All over Bangalore, one of the world's busiest technology centres, McDonald's, Kentucky Fried Chicken and Domino's Pizza outlets have proliferated in recent years, some even located on the suburban campuses of outsourcing companies.
Most of their customers are young workers from the outsourcing industry, many of them coding and working on projects for the biggest Wall Street and global financial institutions, including the recently wrecked.
It follows that Bangalore's outsourcing industry should immediately feel the Street's pain.
In reality, the equation is not quite so straightforward. An army of technology and service professionals has created an outsourcing industry that is at the vanguard of India's flourishing economy.
Now the pressure is on to keep the flag flying high. And that means holding off on the layoffs and the pink slips for the moment, and to proceed with campus hiring plans even of a scaled-back variety.
Compare that with India's airline industry, another example of booming growth. The country woke up one morning recently to the news that its largest and most-premium airline, Jet Airways, had laid off 1,900 employees overnight. Very soon the laid-off staffers were parading themselves in bright yellow-and-blue uniforms at airports, shouting down the company.
The debacle endlessly streamed on 24-hour television news channels was such an embarrassment that the airline promptly reinstated the employees the next day. What might have persuaded the airline to do the quick about-turn was the force mounted by two key government ministers, one in charge of aviation and the other in charge of petroleum, as well as the very public disapproval of a local politician in Mumbai, where Jet Airways is headquartered.
With a national election coming up in India this summer, the country's politicians will be less than sympathetic to any large-scale layoffs for fear of alienating the entire white-collar workforce and a middle class which is the backbone of sectors such as technology, travel, retail and telecommunications.
The whole Jet Airways incident could not have done much for the confidence of the tech workforce in Bangalore or elsewhere.
Still, a fiasco of this type is unlikely to be repeated any time soon in the outsourcing industry or in Bangalore, a city that many see as the showpiece of Indian globalisation.
Nandan Nilekani, co-chairman of Bangalore-headquartered Infosys Technologies, India's second largest outsourcing company, has declared he does not foresee any pink slips delivered by the industry. Although not entirely unknown, pink slips are still alien to India's culture where white-collar jobs are expected to come with a lifetime guarantee.
Some companies are resorting to under-the-radar modes of dealing with the slowdown. They are decelerating their hiring and holding off on variable pay and perks. The jobs section in the local newspapers, usually overpopulated by outsourcing firms, has visibly thinned recently.

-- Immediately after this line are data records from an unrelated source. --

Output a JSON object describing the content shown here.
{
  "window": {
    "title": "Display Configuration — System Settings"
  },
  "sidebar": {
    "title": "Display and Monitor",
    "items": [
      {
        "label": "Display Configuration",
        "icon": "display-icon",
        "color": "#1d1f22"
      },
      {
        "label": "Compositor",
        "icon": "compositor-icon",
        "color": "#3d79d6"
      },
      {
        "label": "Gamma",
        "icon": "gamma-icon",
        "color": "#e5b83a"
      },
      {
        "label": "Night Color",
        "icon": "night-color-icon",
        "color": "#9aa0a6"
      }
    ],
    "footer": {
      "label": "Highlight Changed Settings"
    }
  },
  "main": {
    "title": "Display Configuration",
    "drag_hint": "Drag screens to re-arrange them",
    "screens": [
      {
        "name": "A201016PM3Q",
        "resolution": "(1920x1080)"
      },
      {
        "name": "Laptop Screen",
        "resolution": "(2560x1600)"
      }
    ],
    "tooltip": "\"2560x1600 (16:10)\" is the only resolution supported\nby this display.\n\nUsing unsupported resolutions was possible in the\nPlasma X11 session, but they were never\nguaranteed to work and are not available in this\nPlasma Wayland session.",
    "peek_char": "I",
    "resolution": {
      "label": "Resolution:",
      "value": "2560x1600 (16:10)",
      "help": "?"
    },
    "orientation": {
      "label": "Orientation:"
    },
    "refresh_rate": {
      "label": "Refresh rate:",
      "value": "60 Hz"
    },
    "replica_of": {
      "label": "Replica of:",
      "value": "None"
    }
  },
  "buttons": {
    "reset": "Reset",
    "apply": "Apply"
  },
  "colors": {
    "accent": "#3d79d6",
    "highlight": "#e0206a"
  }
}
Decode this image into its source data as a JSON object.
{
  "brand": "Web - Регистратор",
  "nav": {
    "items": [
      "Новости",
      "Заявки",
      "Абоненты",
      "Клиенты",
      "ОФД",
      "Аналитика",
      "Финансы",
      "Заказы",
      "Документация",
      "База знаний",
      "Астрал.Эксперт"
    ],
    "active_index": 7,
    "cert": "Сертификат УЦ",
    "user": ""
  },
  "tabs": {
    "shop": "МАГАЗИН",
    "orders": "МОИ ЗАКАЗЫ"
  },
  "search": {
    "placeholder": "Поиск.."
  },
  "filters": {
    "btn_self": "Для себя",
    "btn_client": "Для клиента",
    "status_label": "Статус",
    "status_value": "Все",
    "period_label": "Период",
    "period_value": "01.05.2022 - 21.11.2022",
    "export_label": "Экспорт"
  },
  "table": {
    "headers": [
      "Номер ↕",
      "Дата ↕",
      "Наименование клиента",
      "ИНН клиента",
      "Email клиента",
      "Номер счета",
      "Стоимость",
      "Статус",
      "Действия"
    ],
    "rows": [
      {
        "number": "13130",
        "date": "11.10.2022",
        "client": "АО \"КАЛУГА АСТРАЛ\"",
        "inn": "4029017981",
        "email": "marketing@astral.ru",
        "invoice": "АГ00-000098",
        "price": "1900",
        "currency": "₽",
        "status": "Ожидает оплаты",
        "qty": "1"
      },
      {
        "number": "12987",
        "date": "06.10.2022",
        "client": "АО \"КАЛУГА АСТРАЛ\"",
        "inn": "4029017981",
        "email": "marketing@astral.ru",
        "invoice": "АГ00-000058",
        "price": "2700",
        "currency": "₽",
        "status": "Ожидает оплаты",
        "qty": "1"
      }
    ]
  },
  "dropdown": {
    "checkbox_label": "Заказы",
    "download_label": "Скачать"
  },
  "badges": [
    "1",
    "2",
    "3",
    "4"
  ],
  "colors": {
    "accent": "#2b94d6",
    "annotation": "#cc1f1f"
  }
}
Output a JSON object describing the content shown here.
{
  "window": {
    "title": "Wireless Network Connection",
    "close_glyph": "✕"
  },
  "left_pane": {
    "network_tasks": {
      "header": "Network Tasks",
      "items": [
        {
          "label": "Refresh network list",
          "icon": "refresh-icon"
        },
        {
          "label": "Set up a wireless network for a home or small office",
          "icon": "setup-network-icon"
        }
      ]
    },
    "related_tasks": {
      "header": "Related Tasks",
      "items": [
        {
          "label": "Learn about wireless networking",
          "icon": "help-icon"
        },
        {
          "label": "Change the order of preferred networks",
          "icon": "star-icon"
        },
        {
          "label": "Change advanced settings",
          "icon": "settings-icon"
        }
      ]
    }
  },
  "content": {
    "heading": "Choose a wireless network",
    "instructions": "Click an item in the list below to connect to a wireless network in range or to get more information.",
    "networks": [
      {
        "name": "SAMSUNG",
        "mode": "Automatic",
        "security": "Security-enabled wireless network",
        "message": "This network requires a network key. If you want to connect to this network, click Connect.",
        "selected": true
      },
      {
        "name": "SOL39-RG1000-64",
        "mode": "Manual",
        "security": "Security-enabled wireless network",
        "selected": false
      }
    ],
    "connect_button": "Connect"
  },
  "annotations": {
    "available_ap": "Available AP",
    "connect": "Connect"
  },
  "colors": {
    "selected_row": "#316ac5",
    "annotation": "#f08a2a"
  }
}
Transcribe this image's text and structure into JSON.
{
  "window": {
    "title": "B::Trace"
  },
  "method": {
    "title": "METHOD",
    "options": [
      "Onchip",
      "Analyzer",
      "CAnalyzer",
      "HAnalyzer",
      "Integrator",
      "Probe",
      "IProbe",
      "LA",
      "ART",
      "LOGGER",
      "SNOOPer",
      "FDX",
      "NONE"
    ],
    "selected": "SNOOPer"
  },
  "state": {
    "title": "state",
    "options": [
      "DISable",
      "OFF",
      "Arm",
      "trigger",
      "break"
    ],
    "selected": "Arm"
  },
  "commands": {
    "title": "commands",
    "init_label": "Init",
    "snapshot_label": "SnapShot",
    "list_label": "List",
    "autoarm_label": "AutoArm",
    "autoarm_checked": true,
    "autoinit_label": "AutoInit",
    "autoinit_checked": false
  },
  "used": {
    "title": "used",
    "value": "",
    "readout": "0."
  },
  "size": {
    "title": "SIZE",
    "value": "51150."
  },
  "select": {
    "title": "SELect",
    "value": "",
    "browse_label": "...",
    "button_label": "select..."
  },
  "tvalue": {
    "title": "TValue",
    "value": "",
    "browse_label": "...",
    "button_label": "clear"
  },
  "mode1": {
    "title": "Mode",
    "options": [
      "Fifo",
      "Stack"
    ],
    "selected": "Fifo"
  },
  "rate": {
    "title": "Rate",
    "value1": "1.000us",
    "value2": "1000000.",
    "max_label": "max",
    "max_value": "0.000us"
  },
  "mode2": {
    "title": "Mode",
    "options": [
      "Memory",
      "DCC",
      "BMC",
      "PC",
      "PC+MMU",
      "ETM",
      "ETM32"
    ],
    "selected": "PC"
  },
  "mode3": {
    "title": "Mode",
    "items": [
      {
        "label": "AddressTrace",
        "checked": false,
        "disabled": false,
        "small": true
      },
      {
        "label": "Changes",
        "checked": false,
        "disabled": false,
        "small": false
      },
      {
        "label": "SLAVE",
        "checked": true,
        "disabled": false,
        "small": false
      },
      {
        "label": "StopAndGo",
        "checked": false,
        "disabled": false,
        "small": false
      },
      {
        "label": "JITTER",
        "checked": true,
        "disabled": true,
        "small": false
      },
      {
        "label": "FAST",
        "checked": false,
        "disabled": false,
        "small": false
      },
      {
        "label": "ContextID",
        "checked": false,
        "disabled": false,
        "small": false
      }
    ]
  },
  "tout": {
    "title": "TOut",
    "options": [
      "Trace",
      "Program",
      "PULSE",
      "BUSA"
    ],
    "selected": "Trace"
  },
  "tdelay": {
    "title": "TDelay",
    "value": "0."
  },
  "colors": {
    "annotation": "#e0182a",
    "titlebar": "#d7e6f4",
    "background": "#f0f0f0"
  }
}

At a job fair in the city last week, the prized employers were conspicuously absent from the action. Hundreds of young job aspirants who descend on Bangalore from all over the country in search of an outsourcing job, as a means to hit an economic jackpot and enjoy a 'glamorous' lifestyle, hung around listlessly.
In the midst of India's biggest celebratory and splurging season, Diwali, the festival of lights and the equivalent to Christmas in the West, the mood is not exactly cheery in the tech industry. Top firms have revised their sales growth forecasts downwards by five or more percentage points.
But at least for now, the workers who drive the technology boom that so rapidly transformed Bangalore's landscape and its culture are shielded from global economics.
So the city's cafes and fast food outlets are still buzzing, its malls are teeming with Diwali shoppers, and the multiplexes are selling out the movie tickets and the popcorn. For now, it seems outsourcing is still holding the city's economy aloft.
The full impact of the financial services meltdown may not show up for the next few quarters. Outsourcing companies' chiefs hope that even then the resilience of their business model will help tide over the challenges. After all, it wouldn't do to get Bangalore-d out of Bangalore.